- [Description of the task]:
Only lines below containing the string "PLAY" should be counted; please give that count by itself.

- [The data]:

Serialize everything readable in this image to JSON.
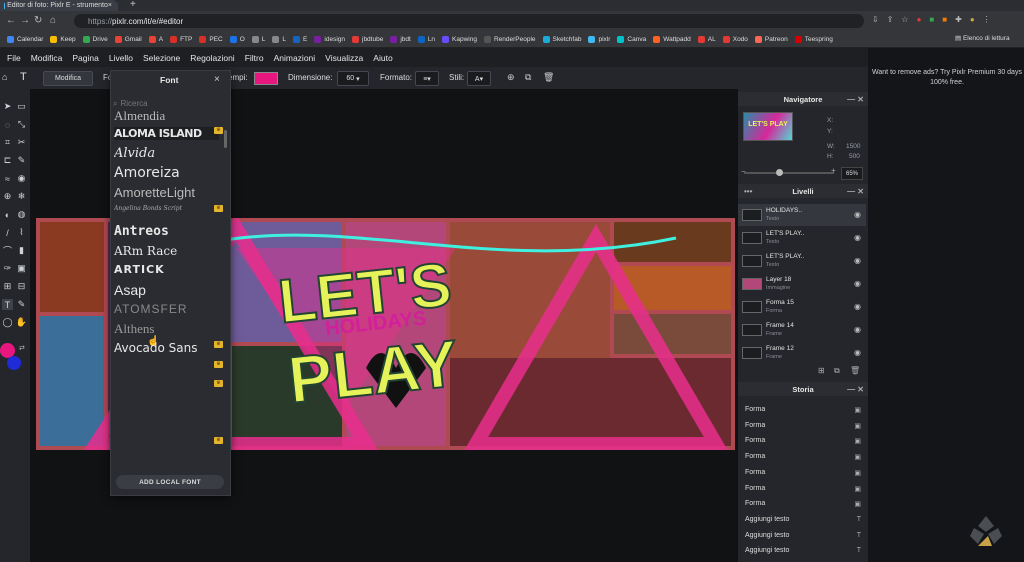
{
  "browser": {
    "tab_title": "Editor di foto: Pixlr E - strumento",
    "url_host": "https://",
    "url_path": "pixlr.com/it/e/#editor",
    "bookmarks": [
      {
        "label": "Calendar",
        "color": "#4285f4"
      },
      {
        "label": "Keep",
        "color": "#fbbc04"
      },
      {
        "label": "Drive",
        "color": "#34a853"
      },
      {
        "label": "Gmail",
        "color": "#ea4335"
      },
      {
        "label": "A",
        "color": "#ea4335"
      },
      {
        "label": "FTP",
        "color": "#d93025"
      },
      {
        "label": "PEC",
        "color": "#d93025"
      },
      {
        "label": "O",
        "color": "#1a73e8"
      },
      {
        "label": "L",
        "color": "#888888"
      },
      {
        "label": "L",
        "color": "#888888"
      },
      {
        "label": "E",
        "color": "#1565c0"
      },
      {
        "label": "idesign",
        "color": "#7b1fa2"
      },
      {
        "label": "jbdtube",
        "color": "#e53935"
      },
      {
        "label": "jbdt",
        "color": "#7b1fa2"
      },
      {
        "label": "Ln",
        "color": "#0a66c2"
      },
      {
        "label": "Kapwing",
        "color": "#6a4cff"
      },
      {
        "label": "RenderPeople",
        "color": "#555555"
      },
      {
        "label": "Sketchfab",
        "color": "#1caad9"
      },
      {
        "label": "pixlr",
        "color": "#3fb7f0"
      },
      {
        "label": "Canva",
        "color": "#00c4cc"
      },
      {
        "label": "Wattpadd",
        "color": "#ff6122"
      },
      {
        "label": "AL",
        "color": "#e53935"
      },
      {
        "label": "Xodo",
        "color": "#e53935"
      },
      {
        "label": "Patreon",
        "color": "#f96854"
      },
      {
        "label": "Teespring",
        "color": "#d50000"
      }
    ],
    "reading_list": "Elenco di lettura"
  },
  "menu": [
    "File",
    "Modifica",
    "Pagina",
    "Livello",
    "Selezione",
    "Regolazioni",
    "Filtro",
    "Animazioni",
    "Visualizza",
    "Aiuto"
  ],
  "options": {
    "modifica_btn": "Modifica",
    "font_label_short": "Fo",
    "fill_label": "empi:",
    "fill_color": "#e8177f",
    "size_label": "Dimensione:",
    "size_value": "60",
    "format_label": "Formato:",
    "style_label": "Stili:"
  },
  "font_panel": {
    "title": "Font",
    "search_placeholder": "Ricerca",
    "fonts": [
      {
        "name": "Almendia",
        "premium": false
      },
      {
        "name": "ALOMA ISLAND",
        "premium": true
      },
      {
        "name": "Alvida",
        "premium": false
      },
      {
        "name": "Amoreiza",
        "premium": false
      },
      {
        "name": "AmoretteLight",
        "premium": false
      },
      {
        "name": "Angelina Bonds Script",
        "premium": true
      },
      {
        "name": "Antreos",
        "premium": false
      },
      {
        "name": "ARm Race",
        "premium": false
      },
      {
        "name": "ARTICK",
        "premium": false
      },
      {
        "name": "Asap",
        "premium": false
      },
      {
        "name": "ATOMSFER",
        "premium": false
      },
      {
        "name": "Althens",
        "premium": false
      },
      {
        "name": "Avocado Sans",
        "premium": true
      }
    ],
    "add_local_font": "ADD LOCAL FONT"
  },
  "canvas": {
    "title_line1": "LET'S",
    "subtitle": "HOLIDAYS",
    "title_line2": "PLAY",
    "thumb_text": "LET'S PLAY"
  },
  "navigator": {
    "title": "Navigatore",
    "x_label": "X:",
    "y_label": "Y:",
    "w_label": "W:",
    "w_value": "1500",
    "h_label": "H:",
    "h_value": "500",
    "zoom": "65%"
  },
  "layers": {
    "title": "Livelli",
    "items": [
      {
        "name": "HOLIDAYS..",
        "type": "Testo"
      },
      {
        "name": "LET'S PLAY..",
        "type": "Testo"
      },
      {
        "name": "LET'S PLAY..",
        "type": "Testo"
      },
      {
        "name": "Layer 18",
        "type": "Immagine"
      },
      {
        "name": "Forma 15",
        "type": "Forma"
      },
      {
        "name": "Frame 14",
        "type": "Frame"
      },
      {
        "name": "Frame 12",
        "type": "Frame"
      }
    ]
  },
  "history": {
    "title": "Storia",
    "items": [
      "Forma",
      "Forma",
      "Forma",
      "Forma",
      "Forma",
      "Forma",
      "Forma",
      "Aggiungi testo",
      "Aggiungi testo",
      "Aggiungi testo"
    ]
  },
  "ad": {
    "text": "Want to remove ads? Try Pixlr Premium 30 days 100% free."
  }
}
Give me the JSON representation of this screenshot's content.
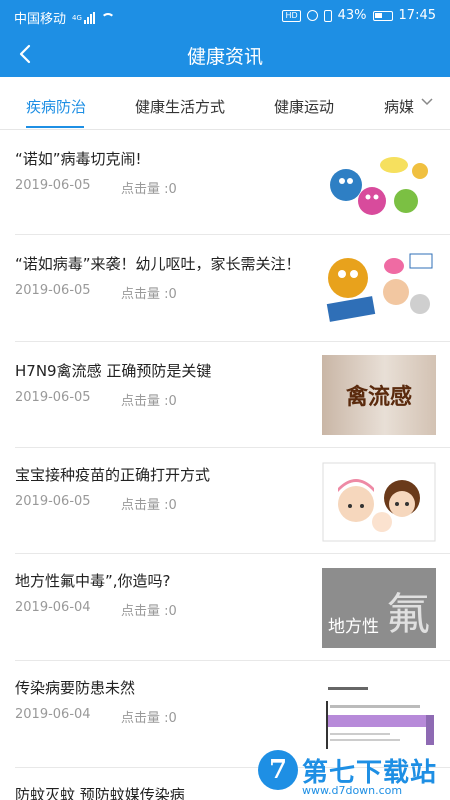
{
  "status_bar": {
    "carrier": "中国移动",
    "network": "4G",
    "hd": "HD",
    "battery": "43%",
    "time": "17:45"
  },
  "header": {
    "title": "健康资讯"
  },
  "tabs": [
    {
      "label": "疾病防治",
      "active": true
    },
    {
      "label": "健康生活方式",
      "active": false
    },
    {
      "label": "健康运动",
      "active": false
    },
    {
      "label": "病媒",
      "active": false
    }
  ],
  "list": {
    "items": [
      {
        "title": "“诺如”病毒切克闹!",
        "date": "2019-06-05",
        "clicks": "点击量 :0"
      },
      {
        "title": "“诺如病毒”来袭！幼儿呕吐，家长需关注！",
        "date": "2019-06-05",
        "clicks": "点击量 :0"
      },
      {
        "title": "H7N9禽流感 正确预防是关键",
        "date": "2019-06-05",
        "clicks": "点击量 :0",
        "thumb_text": "禽流感"
      },
      {
        "title": "宝宝接种疫苗的正确打开方式",
        "date": "2019-06-05",
        "clicks": "点击量 :0"
      },
      {
        "title": "地方性氟中毒”,你造吗?",
        "date": "2019-06-04",
        "clicks": "点击量 :0",
        "thumb_text": "地方性",
        "thumb_char": "氟"
      },
      {
        "title": "传染病要防患未然",
        "date": "2019-06-04",
        "clicks": "点击量 :0"
      },
      {
        "title": "防蚊灭蚊 预防蚊媒传染病",
        "date": "",
        "clicks": ""
      }
    ]
  },
  "watermark": {
    "logo": "7",
    "name": "第七下载站",
    "url": "www.d7down.com"
  },
  "colors": {
    "primary": "#1e8fe4",
    "text": "#222222",
    "meta": "#999999"
  }
}
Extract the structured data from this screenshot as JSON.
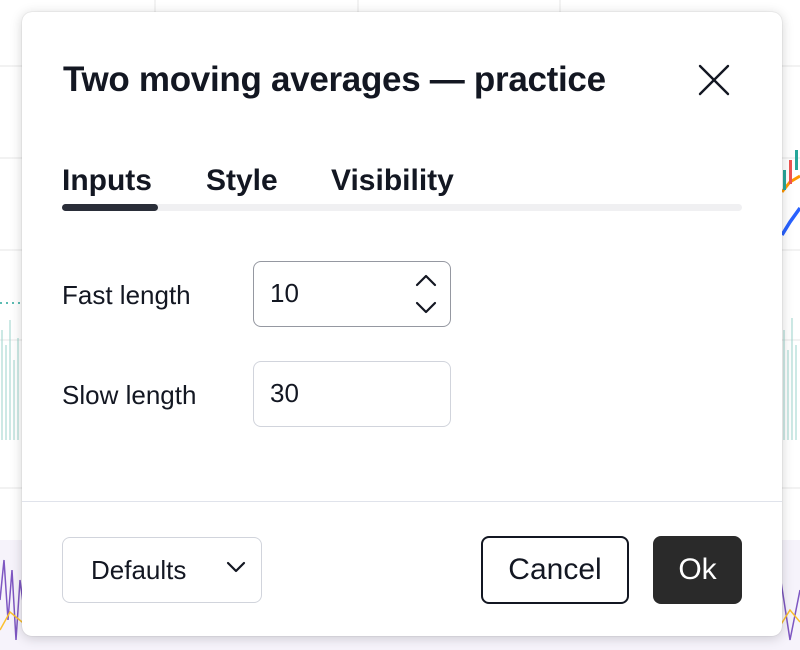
{
  "dialog": {
    "title": "Two moving averages — practice",
    "close_icon": "close-icon"
  },
  "tabs": [
    {
      "label": "Inputs",
      "active": true
    },
    {
      "label": "Style",
      "active": false
    },
    {
      "label": "Visibility",
      "active": false
    }
  ],
  "inputs": {
    "fast_length": {
      "label": "Fast length",
      "value": "10"
    },
    "slow_length": {
      "label": "Slow length",
      "value": "30"
    }
  },
  "footer": {
    "defaults_label": "Defaults",
    "cancel_label": "Cancel",
    "ok_label": "Ok"
  },
  "colors": {
    "accent_dark": "#2a2a2a",
    "fast_ma": "#ff9800",
    "slow_ma": "#2962ff",
    "oscillator": "#7e57c2",
    "oscillator_signal": "#fbc02d",
    "candle_up": "#26a69a",
    "candle_down": "#ef5350"
  }
}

- [Output]:
4